The group of several dozen seventh-graders had just finished school in Alon Shvut and were preparing to return to their homes in the bloc of settlement communities near Bethlehem. A few of the boys, their yarmulkes blowing in the wind, stuck out their index fingers, the Israeli equivalent of “thumbing a ride.”
“Absolutely not!” yelled their teacher. “No hitchhiking! You’ll wait for the next bus.”
He then consulted his watch.
“It comes in two hours.”
The students let out a collective groan.
On June 12, three teenagers were kidnapped on their way home from school late at night. In the ensuing days, thousands of Israeli soldiers surrounded the West Bank town of Hebron, about 10 miles from the school, believing that is where the kidnappers were holding the boys, who studied at a yeshiva boarding school in the area.
The mood in the region was somber. Many of the residents of these 20 communities know the kidnapped teenagers. Others see their own sons in them.
“I’m full of worry and anticipation, but I actually have hope,” said Sharon Katz, a theater director who lives in nearby Efrat. “The entire nation is praying for the recovery of these three wonderful boys. These three teenagers could have been anybody’s teenagers.”
Davidi Perl, the mayor of the 20,000 residents who live in Gush Etzion, said that the kidnapping has been devastating for residents there.
“It’s like someone came into your house and took your children,” he said. “It’s like they hit our soft belly. We felt like we were safe here. We walk around, go jogging or bike riding at all hours of the day or night. But we weren’t really safe.”
Katz started her theater company called Raise Your Spirits at the height of the second intifada, the violent Palestinian uprising against Israel that began in 2000. These days she volunteers at a hospitality stand for Israeli soldiers. She dispenses drinks and homemade cakes for several hundred soldiers each day. Many of those passing through these days are heading to Hebron.
The hospitality stand was started in memory of Shmuel Gillis, a doctor from the area who was shot and killed while driving home from the hospital 13 years ago. His wife, Ruti, says the Palestinians in Hebron should pay the price for the kidnapping.
“I don’t want anyone to suffer,” said the soft-spoken artist, sitting at a table outside the hospitality stand. “But we should make life intolerable for the people there. We should cut off the water and the electricity and not let anyone go to work. Eventually, people will say to the kidnappers, ‘Give them back, we don’t want to suffer anymore.’ ”
These post-1967 communities are just 10 miles outside Jerusalem, where many of the residents commute for school or work every day. There are buses that serve the area, but they are infrequent. All ages are represented here, but it’s especially the youth who commute by hitchhiking — either from bus stops or special hitchhiking posts.

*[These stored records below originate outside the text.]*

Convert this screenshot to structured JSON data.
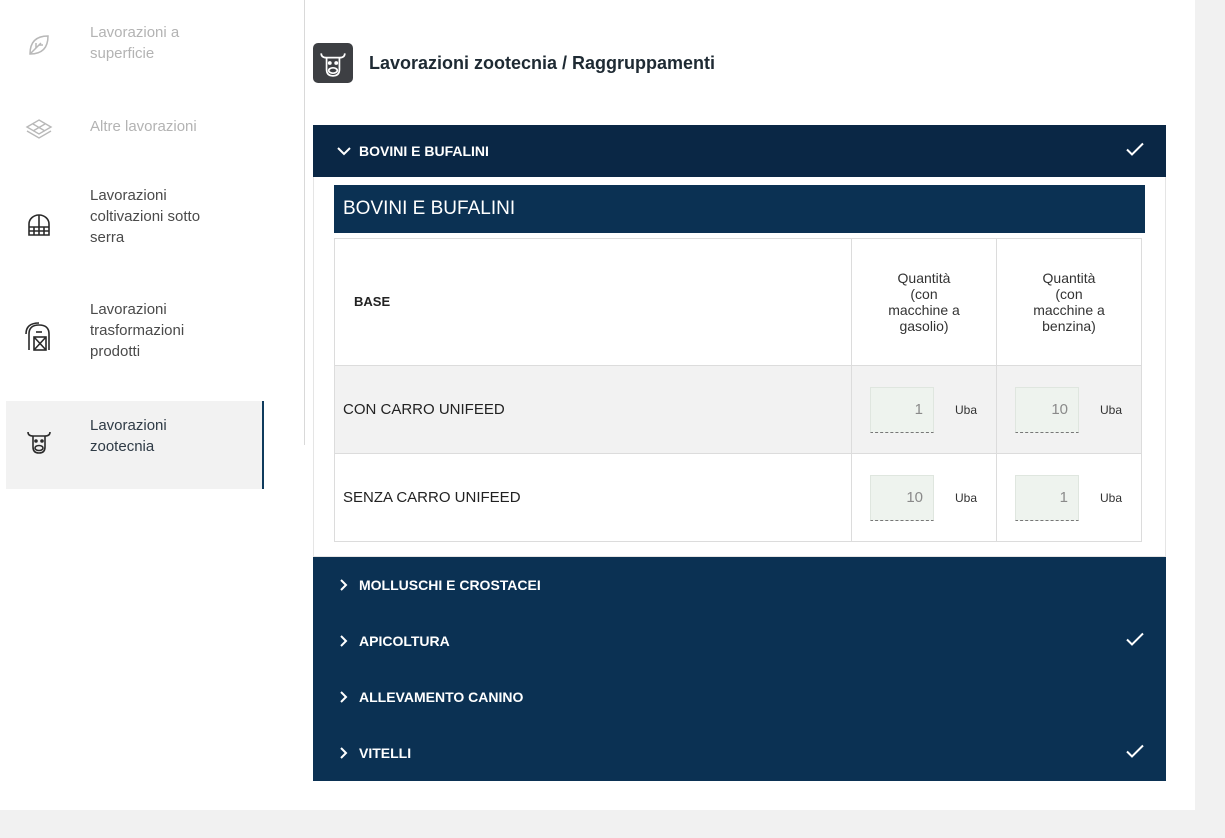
{
  "sidebar": {
    "items": [
      {
        "label_lines": [
          "Lavorazioni a",
          "superficie"
        ],
        "icon": "leaf-icon",
        "state": "disabled"
      },
      {
        "label_lines": [
          "Altre lavorazioni"
        ],
        "icon": "layers-icon",
        "state": "disabled"
      },
      {
        "label_lines": [
          "Lavorazioni",
          "coltivazioni sotto",
          "serra"
        ],
        "icon": "greenhouse-icon",
        "state": "normal"
      },
      {
        "label_lines": [
          "Lavorazioni",
          "trasformazioni",
          "prodotti"
        ],
        "icon": "barn-icon",
        "state": "normal"
      },
      {
        "label_lines": [
          "Lavorazioni",
          "zootecnia"
        ],
        "icon": "cow-icon",
        "state": "active"
      }
    ]
  },
  "main": {
    "title": "Lavorazioni zootecnia / Raggruppamenti",
    "title_icon": "cow-icon"
  },
  "accordion": {
    "open_section": {
      "label": "BOVINI E BUFALINI",
      "completed": true,
      "group_title": "BOVINI E BUFALINI",
      "table": {
        "header_base": "BASE",
        "header_q1": [
          "Quantità",
          "(con",
          "macchine a",
          "gasolio)"
        ],
        "header_q2": [
          "Quantità",
          "(con",
          "macchine a",
          "benzina)"
        ],
        "rows": [
          {
            "name": "CON CARRO UNIFEED",
            "q1": "1",
            "q1_unit": "Uba",
            "q2": "10",
            "q2_unit": "Uba"
          },
          {
            "name": "SENZA CARRO UNIFEED",
            "q1": "10",
            "q1_unit": "Uba",
            "q2": "1",
            "q2_unit": "Uba"
          }
        ]
      }
    },
    "sections": [
      {
        "label": "MOLLUSCHI E CROSTACEI",
        "completed": false
      },
      {
        "label": "APICOLTURA",
        "completed": true
      },
      {
        "label": "ALLEVAMENTO CANINO",
        "completed": false
      },
      {
        "label": "VITELLI",
        "completed": true
      }
    ]
  },
  "colors": {
    "accent": "#0b3153",
    "header_dark": "#0a2745",
    "input_bg": "#eef3ee"
  }
}
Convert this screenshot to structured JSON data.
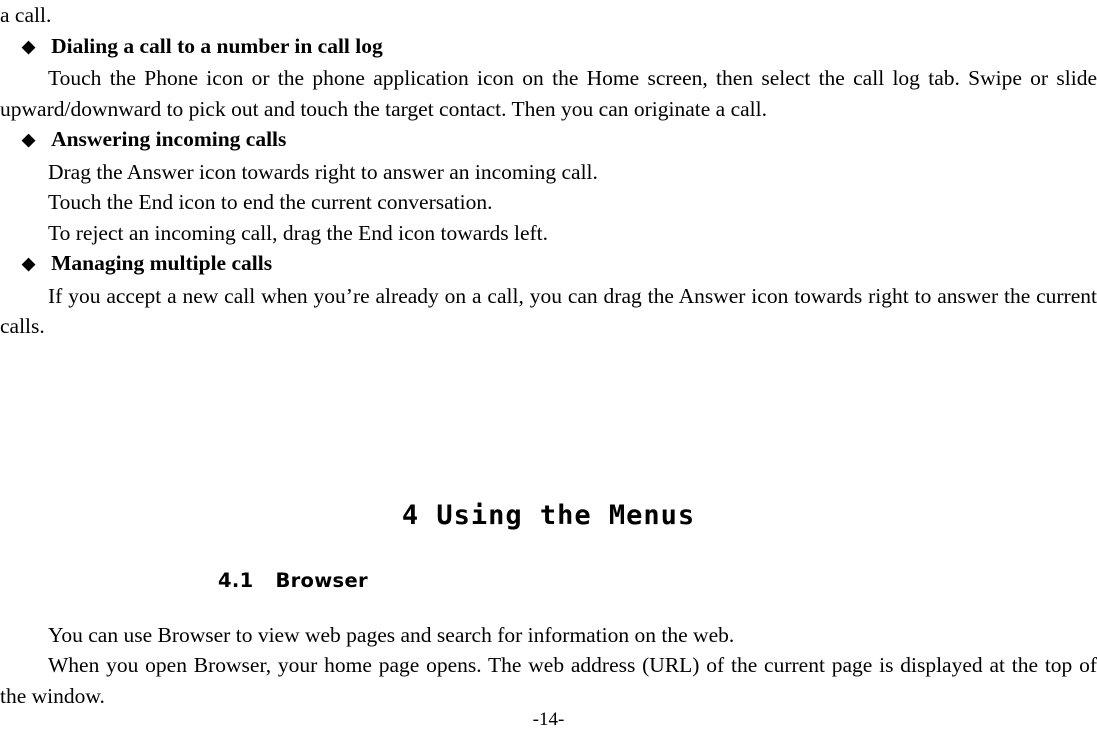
{
  "document": {
    "top_fragment": "a call.",
    "sections": [
      {
        "bullet": "◆",
        "heading": "Dialing a call to a number in call log",
        "paragraphs": [
          "Touch the Phone icon or the phone application icon on the Home screen, then select the call log tab. Swipe or slide upward/downward to pick out and touch the target contact. Then you can originate a call."
        ],
        "lines": []
      },
      {
        "bullet": "◆",
        "heading": "Answering incoming calls",
        "paragraphs": [],
        "lines": [
          "Drag the Answer icon towards right to answer an incoming call.",
          "Touch the End icon to end the current conversation.",
          "To reject an incoming call, drag the End icon towards left."
        ]
      },
      {
        "bullet": "◆",
        "heading": "Managing multiple calls",
        "paragraphs": [
          "If you accept a new call when you’re already on a call, you can drag the Answer icon towards right to answer the current calls."
        ],
        "lines": []
      }
    ],
    "chapter": {
      "title": "4 Using the Menus"
    },
    "subsection": {
      "number": "4.1",
      "title": "Browser"
    },
    "subsection_paragraphs": [
      "You can use Browser to view web pages and search for information on the web.",
      "When you open Browser, your home page opens. The web address (URL) of the current page is displayed at the top of the window."
    ],
    "page_number": "-14-"
  }
}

“My mother is worried about hitchhiking, but I told her I’m more nervous about crossing the highway here than accepting a ride,” said Noa Divo, 18, as she waited for a ride. “Of course my first reaction to the kidnapping was fear, but it’s much more convenient than the buses and it saves money.”
“Hitchhiking is simply part of the fabric of life here,” said Perl. “There are buses to Jerusalem but no buses between the communities. If you want to get from one to the other you have to hitchhike or walk.”
Perl says his own children frequently hitchhike. His 16-year-old son carries tear gas with him whenever he travels to Jerusalem and his sons in the army have their army-issued arms. But children as young as 12 or 13 who can be seen trying to get a ride would be unable to defend themselves if attacked.
The Israeli army says it has foiled at least 30 kidnapping attempts in the past year.
The proper response to the kidnappings is also being debated here. Some call for harsher measures against the Palestinians; others call for more Jews to move to the settlement.
One possible reason for the kidnapping is that the teenagers were taken in order to exchange them for some of the 5,000 Palestinian prisoners being held in Israeli jails. In 2011, Israel freed more than 1,000 Hamas prisoners in exchange for captured Israeli soldier Gilad Shalit. The prevalent mood now seems to be against a prisoner exchange.
“I am against any prisoner release,” said Perl. “The prisoners return to terror and do other acts against Israel. It doesn’t help and will never help to achieve peace.”
Even the seventh-grade boys waiting for the bus had an opinion.
“It would be a terrible thing if they did that,” Gavriel Gimpel, 13, said. “The last time they did that they took 1,000 for one. So if they have three they could take a lot more. We shouldn’t do it.”